## [What you need to do]
All of the data should be restated word for word, with the pictures omitted.

## [Supplied material]
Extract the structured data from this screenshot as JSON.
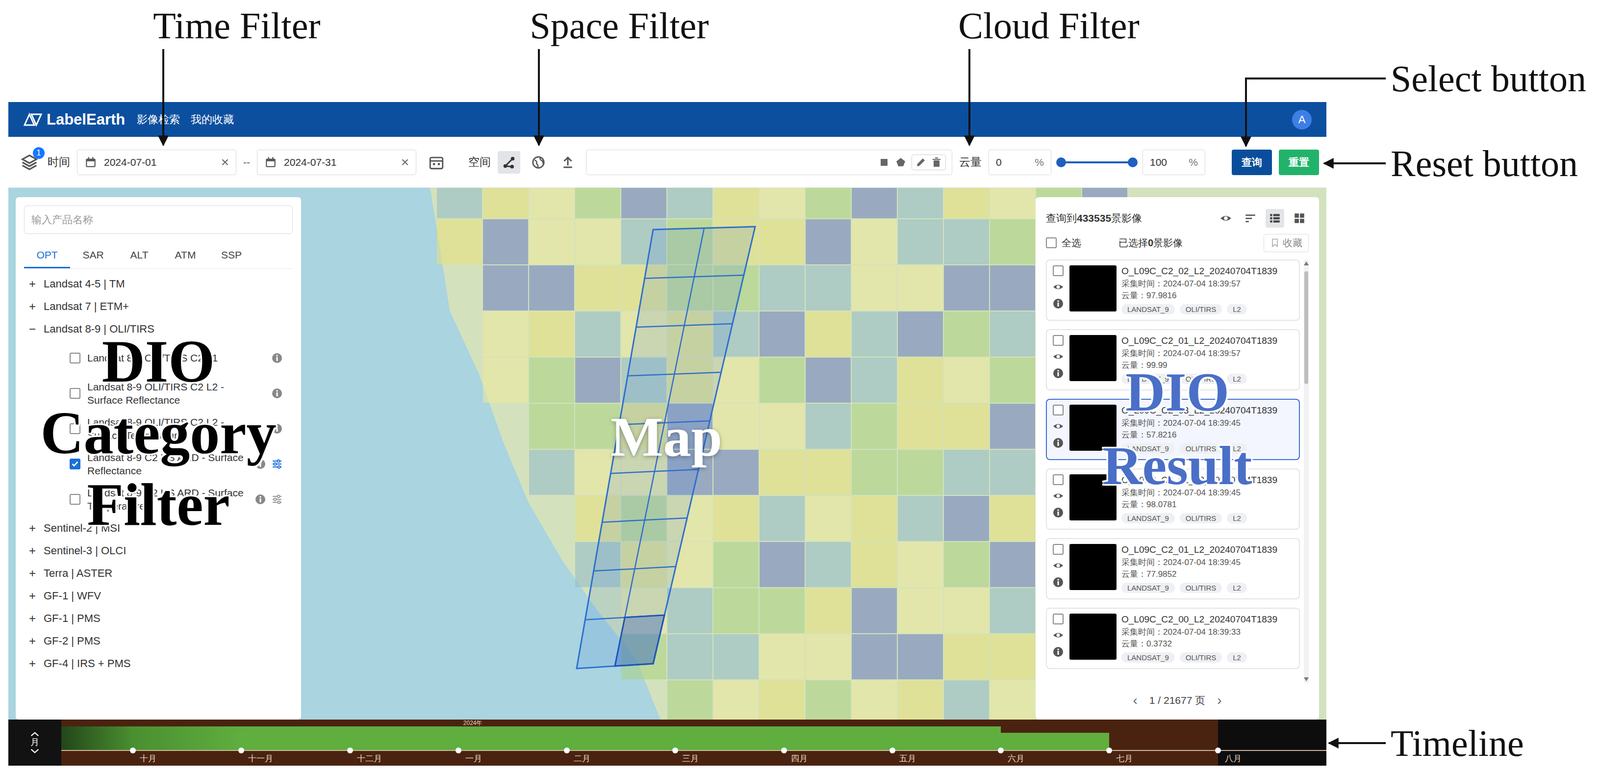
{
  "annotations": {
    "top": [
      {
        "text": "Time Filter"
      },
      {
        "text": "Space Filter"
      },
      {
        "text": "Cloud Filter"
      }
    ],
    "right": [
      {
        "text": "Select button"
      },
      {
        "text": "Reset button"
      },
      {
        "text": "Timeline"
      }
    ],
    "overlays": {
      "category": "DIO Category Filter",
      "map": "Map",
      "result": "DIO Result"
    }
  },
  "header": {
    "logo": "LabelEarth",
    "nav": [
      "影像检索",
      "我的收藏"
    ],
    "avatar": "A"
  },
  "toolbar": {
    "layer_badge": "1",
    "time": {
      "label": "时间",
      "start": "2024-07-01",
      "end": "2024-07-31",
      "separator": "--",
      "clear": "×"
    },
    "space": {
      "label": "空间",
      "modes": [
        {
          "selected": true
        },
        {
          "selected": false
        },
        {
          "selected": false
        }
      ]
    },
    "cloud": {
      "label": "云量",
      "min": "0",
      "max": "100",
      "unit": "%",
      "from": 0,
      "level": 1
    },
    "buttons": {
      "query": "查询",
      "reset": "重置"
    }
  },
  "category": {
    "search_placeholder": "输入产品名称",
    "tabs": [
      {
        "label": "OPT",
        "selected": true
      },
      {
        "label": "SAR",
        "selected": false
      },
      {
        "label": "ALT",
        "selected": false
      },
      {
        "label": "ATM",
        "selected": false
      },
      {
        "label": "SSP",
        "selected": false
      }
    ],
    "groups": [
      {
        "sign": "+",
        "name": "Landsat 4-5 | TM",
        "expanded": false,
        "items": []
      },
      {
        "sign": "+",
        "name": "Landsat 7 | ETM+",
        "expanded": false,
        "items": []
      },
      {
        "sign": "−",
        "name": "Landsat 8-9 | OLI/TIRS",
        "expanded": true,
        "items": [
          {
            "name": "Landsat 8-9 OLI/TIRS C2 L1",
            "checked": false,
            "settings": false
          },
          {
            "name": "Landsat 8-9 OLI/TIRS C2 L2 - Surface Reflectance",
            "checked": false,
            "settings": false
          },
          {
            "name": "Landsat 8-9 OLI/TIRS C2 L2 - Surface Temperature",
            "checked": false,
            "settings": false
          },
          {
            "name": "Landsat 8-9 C2 US ARD - Surface Reflectance",
            "checked": true,
            "settings": true
          },
          {
            "name": "Landsat 8-9 C2 US ARD - Surface Temperature",
            "checked": false,
            "settings": true
          }
        ]
      },
      {
        "sign": "+",
        "name": "Sentinel-2 | MSI",
        "expanded": false,
        "items": []
      },
      {
        "sign": "+",
        "name": "Sentinel-3 | OLCI",
        "expanded": false,
        "items": []
      },
      {
        "sign": "+",
        "name": "Terra | ASTER",
        "expanded": false,
        "items": []
      },
      {
        "sign": "+",
        "name": "GF-1 | WFV",
        "expanded": false,
        "items": []
      },
      {
        "sign": "+",
        "name": "GF-1 | PMS",
        "expanded": false,
        "items": []
      },
      {
        "sign": "+",
        "name": "GF-2 | PMS",
        "expanded": false,
        "items": []
      },
      {
        "sign": "+",
        "name": "GF-4 | IRS + PMS",
        "expanded": false,
        "items": []
      }
    ]
  },
  "results": {
    "count_prefix": "查询到",
    "count": "433535",
    "count_suffix": "景影像",
    "views": [
      {
        "selected": true
      },
      {
        "selected": false
      }
    ],
    "select_all": {
      "label": "全选",
      "checked": false
    },
    "picked_prefix": "已选择",
    "picked": "0",
    "picked_suffix": "景影像",
    "favorite": {
      "label": "收藏",
      "disabled": true
    },
    "time_label": "采集时间：",
    "cloud_label": "云量：",
    "items": [
      {
        "title": "O_L09C_C2_02_L2_20240704T1839",
        "time": "2024-07-04 18:39:57",
        "cloud": "97.9816",
        "tags": [
          "LANDSAT_9",
          "OLI/TIRS",
          "L2"
        ],
        "checked": false,
        "selected": false
      },
      {
        "title": "O_L09C_C2_01_L2_20240704T1839",
        "time": "2024-07-04 18:39:57",
        "cloud": "99.99",
        "tags": [
          "LANDSAT_9",
          "OLI/TIRS",
          "L2"
        ],
        "checked": false,
        "selected": false
      },
      {
        "title": "O_L09C_C2_03_L2_20240704T1839",
        "time": "2024-07-04 18:39:45",
        "cloud": "57.8216",
        "tags": [
          "LANDSAT_9",
          "OLI/TIRS",
          "L2"
        ],
        "checked": false,
        "selected": true
      },
      {
        "title": "O_L09C_C2_02_L2_20240704T1839",
        "time": "2024-07-04 18:39:45",
        "cloud": "98.0781",
        "tags": [
          "LANDSAT_9",
          "OLI/TIRS",
          "L2"
        ],
        "checked": false,
        "selected": false
      },
      {
        "title": "O_L09C_C2_01_L2_20240704T1839",
        "time": "2024-07-04 18:39:45",
        "cloud": "77.9852",
        "tags": [
          "LANDSAT_9",
          "OLI/TIRS",
          "L2"
        ],
        "checked": false,
        "selected": false
      },
      {
        "title": "O_L09C_C2_00_L2_20240704T1839",
        "time": "2024-07-04 18:39:33",
        "cloud": "0.3732",
        "tags": [
          "LANDSAT_9",
          "OLI/TIRS",
          "L2"
        ],
        "checked": false,
        "selected": false
      }
    ],
    "page": {
      "prev": "‹",
      "text": "1 / 21677 页",
      "next": "›"
    }
  },
  "timeline": {
    "unit": "月",
    "months": [
      {
        "label": "十月",
        "level": 0.77,
        "future": false
      },
      {
        "label": "十一月",
        "level": 0.77,
        "future": false
      },
      {
        "label": "十二月",
        "level": 0.77,
        "future": false
      },
      {
        "label": "一月",
        "level": 0.77,
        "future": false,
        "year": "2024年"
      },
      {
        "label": "二月",
        "level": 0.77,
        "future": false
      },
      {
        "label": "三月",
        "level": 0.77,
        "future": false
      },
      {
        "label": "四月",
        "level": 0.77,
        "future": false
      },
      {
        "label": "五月",
        "level": 0.77,
        "future": false
      },
      {
        "label": "六月",
        "level": 0.57,
        "future": false
      },
      {
        "label": "七月",
        "level": 0,
        "future": false
      },
      {
        "label": "八月",
        "level": 0,
        "future": true
      }
    ]
  }
}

## [Response area]
Extract the structured data from this screenshot as JSON.
{
  "annotations": {
    "top": [
      {
        "text": "Time Filter"
      },
      {
        "text": "Space Filter"
      },
      {
        "text": "Cloud Filter"
      }
    ],
    "right": [
      {
        "text": "Select button"
      },
      {
        "text": "Reset button"
      },
      {
        "text": "Timeline"
      }
    ],
    "overlays": {
      "category": "DIO Category Filter",
      "map": "Map",
      "result": "DIO Result"
    }
  },
  "header": {
    "logo": "LabelEarth",
    "nav": [
      "影像检索",
      "我的收藏"
    ],
    "avatar": "A"
  },
  "toolbar": {
    "layer_badge": "1",
    "time": {
      "label": "时间",
      "start": "2024-07-01",
      "end": "2024-07-31",
      "separator": "--",
      "clear": "×"
    },
    "space": {
      "label": "空间",
      "modes": [
        {
          "selected": true
        },
        {
          "selected": false
        },
        {
          "selected": false
        }
      ]
    },
    "cloud": {
      "label": "云量",
      "min": "0",
      "max": "100",
      "unit": "%",
      "from": 0,
      "level": 1
    },
    "buttons": {
      "query": "查询",
      "reset": "重置"
    }
  },
  "category": {
    "search_placeholder": "输入产品名称",
    "tabs": [
      {
        "label": "OPT",
        "selected": true
      },
      {
        "label": "SAR",
        "selected": false
      },
      {
        "label": "ALT",
        "selected": false
      },
      {
        "label": "ATM",
        "selected": false
      },
      {
        "label": "SSP",
        "selected": false
      }
    ],
    "groups": [
      {
        "sign": "+",
        "name": "Landsat 4-5 | TM",
        "expanded": false,
        "items": []
      },
      {
        "sign": "+",
        "name": "Landsat 7 | ETM+",
        "expanded": false,
        "items": []
      },
      {
        "sign": "−",
        "name": "Landsat 8-9 | OLI/TIRS",
        "expanded": true,
        "items": [
          {
            "name": "Landsat 8-9 OLI/TIRS C2 L1",
            "checked": false,
            "settings": false
          },
          {
            "name": "Landsat 8-9 OLI/TIRS C2 L2 - Surface Reflectance",
            "checked": false,
            "settings": false
          },
          {
            "name": "Landsat 8-9 OLI/TIRS C2 L2 - Surface Temperature",
            "checked": false,
            "settings": false
          },
          {
            "name": "Landsat 8-9 C2 US ARD - Surface Reflectance",
            "checked": true,
            "settings": true
          },
          {
            "name": "Landsat 8-9 C2 US ARD - Surface Temperature",
            "checked": false,
            "settings": true
          }
        ]
      },
      {
        "sign": "+",
        "name": "Sentinel-2 | MSI",
        "expanded": false,
        "items": []
      },
      {
        "sign": "+",
        "name": "Sentinel-3 | OLCI",
        "expanded": false,
        "items": []
      },
      {
        "sign": "+",
        "name": "Terra | ASTER",
        "expanded": false,
        "items": []
      },
      {
        "sign": "+",
        "name": "GF-1 | WFV",
        "expanded": false,
        "items": []
      },
      {
        "sign": "+",
        "name": "GF-1 | PMS",
        "expanded": false,
        "items": []
      },
      {
        "sign": "+",
        "name": "GF-2 | PMS",
        "expanded": false,
        "items": []
      },
      {
        "sign": "+",
        "name": "GF-4 | IRS + PMS",
        "expanded": false,
        "items": []
      }
    ]
  },
  "results": {
    "count_prefix": "查询到",
    "count": "433535",
    "count_suffix": "景影像",
    "views": [
      {
        "selected": true
      },
      {
        "selected": false
      }
    ],
    "select_all": {
      "label": "全选",
      "checked": false
    },
    "picked_prefix": "已选择",
    "picked": "0",
    "picked_suffix": "景影像",
    "favorite": {
      "label": "收藏",
      "disabled": true
    },
    "time_label": "采集时间：",
    "cloud_label": "云量：",
    "items": [
      {
        "title": "O_L09C_C2_02_L2_20240704T1839",
        "time": "2024-07-04 18:39:57",
        "cloud": "97.9816",
        "tags": [
          "LANDSAT_9",
          "OLI/TIRS",
          "L2"
        ],
        "checked": false,
        "selected": false
      },
      {
        "title": "O_L09C_C2_01_L2_20240704T1839",
        "time": "2024-07-04 18:39:57",
        "cloud": "99.99",
        "tags": [
          "LANDSAT_9",
          "OLI/TIRS",
          "L2"
        ],
        "checked": false,
        "selected": false
      },
      {
        "title": "O_L09C_C2_03_L2_20240704T1839",
        "time": "2024-07-04 18:39:45",
        "cloud": "57.8216",
        "tags": [
          "LANDSAT_9",
          "OLI/TIRS",
          "L2"
        ],
        "checked": false,
        "selected": true
      },
      {
        "title": "O_L09C_C2_02_L2_20240704T1839",
        "time": "2024-07-04 18:39:45",
        "cloud": "98.0781",
        "tags": [
          "LANDSAT_9",
          "OLI/TIRS",
          "L2"
        ],
        "checked": false,
        "selected": false
      },
      {
        "title": "O_L09C_C2_01_L2_20240704T1839",
        "time": "2024-07-04 18:39:45",
        "cloud": "77.9852",
        "tags": [
          "LANDSAT_9",
          "OLI/TIRS",
          "L2"
        ],
        "checked": false,
        "selected": false
      },
      {
        "title": "O_L09C_C2_00_L2_20240704T1839",
        "time": "2024-07-04 18:39:33",
        "cloud": "0.3732",
        "tags": [
          "LANDSAT_9",
          "OLI/TIRS",
          "L2"
        ],
        "checked": false,
        "selected": false
      }
    ],
    "page": {
      "prev": "‹",
      "text": "1 / 21677 页",
      "next": "›"
    }
  },
  "timeline": {
    "unit": "月",
    "months": [
      {
        "label": "十月",
        "level": 0.77,
        "future": false
      },
      {
        "label": "十一月",
        "level": 0.77,
        "future": false
      },
      {
        "label": "十二月",
        "level": 0.77,
        "future": false
      },
      {
        "label": "一月",
        "level": 0.77,
        "future": false,
        "year": "2024年"
      },
      {
        "label": "二月",
        "level": 0.77,
        "future": false
      },
      {
        "label": "三月",
        "level": 0.77,
        "future": false
      },
      {
        "label": "四月",
        "level": 0.77,
        "future": false
      },
      {
        "label": "五月",
        "level": 0.77,
        "future": false
      },
      {
        "label": "六月",
        "level": 0.57,
        "future": false
      },
      {
        "label": "七月",
        "level": 0,
        "future": false
      },
      {
        "label": "八月",
        "level": 0,
        "future": true
      }
    ]
  }
}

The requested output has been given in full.